[Entries provided — start]

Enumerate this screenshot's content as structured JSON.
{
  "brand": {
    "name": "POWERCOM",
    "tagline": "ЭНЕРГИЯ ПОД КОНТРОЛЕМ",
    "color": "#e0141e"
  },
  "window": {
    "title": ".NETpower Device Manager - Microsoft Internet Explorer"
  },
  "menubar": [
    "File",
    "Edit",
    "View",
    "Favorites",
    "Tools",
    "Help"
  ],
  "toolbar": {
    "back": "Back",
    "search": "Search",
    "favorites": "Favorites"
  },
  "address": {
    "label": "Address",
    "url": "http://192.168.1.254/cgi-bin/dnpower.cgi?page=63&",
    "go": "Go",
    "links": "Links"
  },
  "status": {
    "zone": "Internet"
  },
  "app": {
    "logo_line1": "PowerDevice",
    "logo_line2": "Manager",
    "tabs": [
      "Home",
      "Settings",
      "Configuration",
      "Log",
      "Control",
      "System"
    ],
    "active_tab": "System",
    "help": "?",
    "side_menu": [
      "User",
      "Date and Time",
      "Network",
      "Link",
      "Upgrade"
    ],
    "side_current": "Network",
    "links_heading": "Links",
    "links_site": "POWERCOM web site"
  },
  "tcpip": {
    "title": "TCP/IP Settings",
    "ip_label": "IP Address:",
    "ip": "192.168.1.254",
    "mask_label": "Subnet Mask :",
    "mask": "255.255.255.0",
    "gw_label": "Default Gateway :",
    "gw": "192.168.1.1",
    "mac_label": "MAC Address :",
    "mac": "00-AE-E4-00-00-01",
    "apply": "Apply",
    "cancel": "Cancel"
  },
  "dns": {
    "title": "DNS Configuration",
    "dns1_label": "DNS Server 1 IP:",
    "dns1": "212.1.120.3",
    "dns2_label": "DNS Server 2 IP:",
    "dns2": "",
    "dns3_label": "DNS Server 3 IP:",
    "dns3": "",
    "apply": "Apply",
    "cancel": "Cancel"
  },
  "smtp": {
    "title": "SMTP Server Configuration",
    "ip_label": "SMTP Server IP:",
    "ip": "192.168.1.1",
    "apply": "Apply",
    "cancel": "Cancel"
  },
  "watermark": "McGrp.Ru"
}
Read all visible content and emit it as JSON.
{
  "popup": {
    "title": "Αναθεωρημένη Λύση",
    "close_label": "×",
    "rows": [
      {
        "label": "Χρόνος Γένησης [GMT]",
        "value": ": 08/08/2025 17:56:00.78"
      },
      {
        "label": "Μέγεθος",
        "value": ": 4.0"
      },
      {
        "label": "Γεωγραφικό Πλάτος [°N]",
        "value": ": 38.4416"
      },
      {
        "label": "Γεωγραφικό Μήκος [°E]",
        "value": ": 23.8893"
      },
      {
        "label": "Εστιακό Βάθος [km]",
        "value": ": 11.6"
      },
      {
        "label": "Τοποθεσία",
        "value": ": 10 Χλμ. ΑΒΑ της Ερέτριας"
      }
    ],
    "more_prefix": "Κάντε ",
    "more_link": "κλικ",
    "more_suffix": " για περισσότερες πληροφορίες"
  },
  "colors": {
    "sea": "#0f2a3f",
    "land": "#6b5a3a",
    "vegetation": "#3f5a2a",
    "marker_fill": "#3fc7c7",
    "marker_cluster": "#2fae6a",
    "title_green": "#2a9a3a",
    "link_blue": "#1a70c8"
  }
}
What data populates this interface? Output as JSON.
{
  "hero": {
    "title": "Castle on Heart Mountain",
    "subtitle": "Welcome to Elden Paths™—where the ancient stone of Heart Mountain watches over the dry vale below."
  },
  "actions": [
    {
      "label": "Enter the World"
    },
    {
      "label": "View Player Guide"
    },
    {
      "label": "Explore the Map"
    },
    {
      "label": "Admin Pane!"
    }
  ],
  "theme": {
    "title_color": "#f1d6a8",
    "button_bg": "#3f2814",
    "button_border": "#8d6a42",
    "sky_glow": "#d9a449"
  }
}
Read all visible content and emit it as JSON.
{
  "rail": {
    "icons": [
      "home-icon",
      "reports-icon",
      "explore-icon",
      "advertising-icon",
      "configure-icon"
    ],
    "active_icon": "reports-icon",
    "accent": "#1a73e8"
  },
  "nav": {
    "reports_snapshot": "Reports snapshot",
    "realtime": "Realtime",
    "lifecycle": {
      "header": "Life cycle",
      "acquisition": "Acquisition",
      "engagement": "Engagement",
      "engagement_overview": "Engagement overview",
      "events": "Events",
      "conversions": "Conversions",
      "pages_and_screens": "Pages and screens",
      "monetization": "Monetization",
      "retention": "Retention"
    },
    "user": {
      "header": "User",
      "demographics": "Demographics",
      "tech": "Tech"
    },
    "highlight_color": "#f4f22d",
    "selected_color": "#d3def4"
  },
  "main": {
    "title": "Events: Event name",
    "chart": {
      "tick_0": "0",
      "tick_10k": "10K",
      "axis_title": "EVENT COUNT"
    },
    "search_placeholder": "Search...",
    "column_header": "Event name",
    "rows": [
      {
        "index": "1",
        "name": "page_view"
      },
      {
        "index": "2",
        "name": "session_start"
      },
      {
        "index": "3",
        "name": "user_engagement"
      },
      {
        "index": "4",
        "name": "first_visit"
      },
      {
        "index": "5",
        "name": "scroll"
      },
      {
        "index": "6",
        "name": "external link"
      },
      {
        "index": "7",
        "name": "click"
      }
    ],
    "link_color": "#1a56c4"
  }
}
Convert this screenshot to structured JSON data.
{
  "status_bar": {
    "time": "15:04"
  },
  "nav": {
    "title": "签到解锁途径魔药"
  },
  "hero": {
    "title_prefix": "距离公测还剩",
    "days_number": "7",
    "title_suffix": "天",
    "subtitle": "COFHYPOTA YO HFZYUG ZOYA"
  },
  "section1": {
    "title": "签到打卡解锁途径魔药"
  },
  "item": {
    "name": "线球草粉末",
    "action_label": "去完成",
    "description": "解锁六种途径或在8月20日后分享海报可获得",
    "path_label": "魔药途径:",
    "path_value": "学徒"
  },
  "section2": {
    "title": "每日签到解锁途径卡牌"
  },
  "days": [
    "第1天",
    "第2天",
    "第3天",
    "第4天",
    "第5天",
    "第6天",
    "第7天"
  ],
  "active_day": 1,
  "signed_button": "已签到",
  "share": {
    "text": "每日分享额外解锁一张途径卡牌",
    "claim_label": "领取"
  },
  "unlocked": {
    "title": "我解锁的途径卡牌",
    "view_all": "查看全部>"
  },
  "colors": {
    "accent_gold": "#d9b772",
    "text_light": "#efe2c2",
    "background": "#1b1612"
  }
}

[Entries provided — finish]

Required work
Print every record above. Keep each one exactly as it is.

Answer below
Enumerate this screenshot's content as structured JSON.
{
  "brand": {
    "name": "POWERCOM",
    "tagline": "ЭНЕРГИЯ ПОД КОНТРОЛЕМ",
    "color": "#e0141e"
  },
  "window": {
    "title": ".NETpower Device Manager - Microsoft Internet Explorer"
  },
  "menubar": [
    "File",
    "Edit",
    "View",
    "Favorites",
    "Tools",
    "Help"
  ],
  "toolbar": {
    "back": "Back",
    "search": "Search",
    "favorites": "Favorites"
  },
  "address": {
    "label": "Address",
    "url": "http://192.168.1.254/cgi-bin/dnpower.cgi?page=63&",
    "go": "Go",
    "links": "Links"
  },
  "status": {
    "zone": "Internet"
  },
  "app": {
    "logo_line1": "PowerDevice",
    "logo_line2": "Manager",
    "tabs": [
      "Home",
      "Settings",
      "Configuration",
      "Log",
      "Control",
      "System"
    ],
    "active_tab": "System",
    "help": "?",
    "side_menu": [
      "User",
      "Date and Time",
      "Network",
      "Link",
      "Upgrade"
    ],
    "side_current": "Network",
    "links_heading": "Links",
    "links_site": "POWERCOM web site"
  },
  "tcpip": {
    "title": "TCP/IP Settings",
    "ip_label": "IP Address:",
    "ip": "192.168.1.254",
    "mask_label": "Subnet Mask :",
    "mask": "255.255.255.0",
    "gw_label": "Default Gateway :",
    "gw": "192.168.1.1",
    "mac_label": "MAC Address :",
    "mac": "00-AE-E4-00-00-01",
    "apply": "Apply",
    "cancel": "Cancel"
  },
  "dns": {
    "title": "DNS Configuration",
    "dns1_label": "DNS Server 1 IP:",
    "dns1": "212.1.120.3",
    "dns2_label": "DNS Server 2 IP:",
    "dns2": "",
    "dns3_label": "DNS Server 3 IP:",
    "dns3": "",
    "apply": "Apply",
    "cancel": "Cancel"
  },
  "smtp": {
    "title": "SMTP Server Configuration",
    "ip_label": "SMTP Server IP:",
    "ip": "192.168.1.1",
    "apply": "Apply",
    "cancel": "Cancel"
  },
  "watermark": "McGrp.Ru"
}
Read all visible content and emit it as JSON.
{
  "popup": {
    "title": "Αναθεωρημένη Λύση",
    "close_label": "×",
    "rows": [
      {
        "label": "Χρόνος Γένησης [GMT]",
        "value": ": 08/08/2025 17:56:00.78"
      },
      {
        "label": "Μέγεθος",
        "value": ": 4.0"
      },
      {
        "label": "Γεωγραφικό Πλάτος [°N]",
        "value": ": 38.4416"
      },
      {
        "label": "Γεωγραφικό Μήκος [°E]",
        "value": ": 23.8893"
      },
      {
        "label": "Εστιακό Βάθος [km]",
        "value": ": 11.6"
      },
      {
        "label": "Τοποθεσία",
        "value": ": 10 Χλμ. ΑΒΑ της Ερέτριας"
      }
    ],
    "more_prefix": "Κάντε ",
    "more_link": "κλικ",
    "more_suffix": " για περισσότερες πληροφορίες"
  },
  "colors": {
    "sea": "#0f2a3f",
    "land": "#6b5a3a",
    "vegetation": "#3f5a2a",
    "marker_fill": "#3fc7c7",
    "marker_cluster": "#2fae6a",
    "title_green": "#2a9a3a",
    "link_blue": "#1a70c8"
  }
}
What data populates this interface? Output as JSON.
{
  "hero": {
    "title": "Castle on Heart Mountain",
    "subtitle": "Welcome to Elden Paths™—where the ancient stone of Heart Mountain watches over the dry vale below."
  },
  "actions": [
    {
      "label": "Enter the World"
    },
    {
      "label": "View Player Guide"
    },
    {
      "label": "Explore the Map"
    },
    {
      "label": "Admin Pane!"
    }
  ],
  "theme": {
    "title_color": "#f1d6a8",
    "button_bg": "#3f2814",
    "button_border": "#8d6a42",
    "sky_glow": "#d9a449"
  }
}
Read all visible content and emit it as JSON.
{
  "rail": {
    "icons": [
      "home-icon",
      "reports-icon",
      "explore-icon",
      "advertising-icon",
      "configure-icon"
    ],
    "active_icon": "reports-icon",
    "accent": "#1a73e8"
  },
  "nav": {
    "reports_snapshot": "Reports snapshot",
    "realtime": "Realtime",
    "lifecycle": {
      "header": "Life cycle",
      "acquisition": "Acquisition",
      "engagement": "Engagement",
      "engagement_overview": "Engagement overview",
      "events": "Events",
      "conversions": "Conversions",
      "pages_and_screens": "Pages and screens",
      "monetization": "Monetization",
      "retention": "Retention"
    },
    "user": {
      "header": "User",
      "demographics": "Demographics",
      "tech": "Tech"
    },
    "highlight_color": "#f4f22d",
    "selected_color": "#d3def4"
  },
  "main": {
    "title": "Events: Event name",
    "chart": {
      "tick_0": "0",
      "tick_10k": "10K",
      "axis_title": "EVENT COUNT"
    },
    "search_placeholder": "Search...",
    "column_header": "Event name",
    "rows": [
      {
        "index": "1",
        "name": "page_view"
      },
      {
        "index": "2",
        "name": "session_start"
      },
      {
        "index": "3",
        "name": "user_engagement"
      },
      {
        "index": "4",
        "name": "first_visit"
      },
      {
        "index": "5",
        "name": "scroll"
      },
      {
        "index": "6",
        "name": "external link"
      },
      {
        "index": "7",
        "name": "click"
      }
    ],
    "link_color": "#1a56c4"
  }
}
Convert this screenshot to structured JSON data.
{
  "status_bar": {
    "time": "15:04"
  },
  "nav": {
    "title": "签到解锁途径魔药"
  },
  "hero": {
    "title_prefix": "距离公测还剩",
    "days_number": "7",
    "title_suffix": "天",
    "subtitle": "COFHYPOTA YO HFZYUG ZOYA"
  },
  "section1": {
    "title": "签到打卡解锁途径魔药"
  },
  "item": {
    "name": "线球草粉末",
    "action_label": "去完成",
    "description": "解锁六种途径或在8月20日后分享海报可获得",
    "path_label": "魔药途径:",
    "path_value": "学徒"
  },
  "section2": {
    "title": "每日签到解锁途径卡牌"
  },
  "days": [
    "第1天",
    "第2天",
    "第3天",
    "第4天",
    "第5天",
    "第6天",
    "第7天"
  ],
  "active_day": 1,
  "signed_button": "已签到",
  "share": {
    "text": "每日分享额外解锁一张途径卡牌",
    "claim_label": "领取"
  },
  "unlocked": {
    "title": "我解锁的途径卡牌",
    "view_all": "查看全部>"
  },
  "colors": {
    "accent_gold": "#d9b772",
    "text_light": "#efe2c2",
    "background": "#1b1612"
  }
}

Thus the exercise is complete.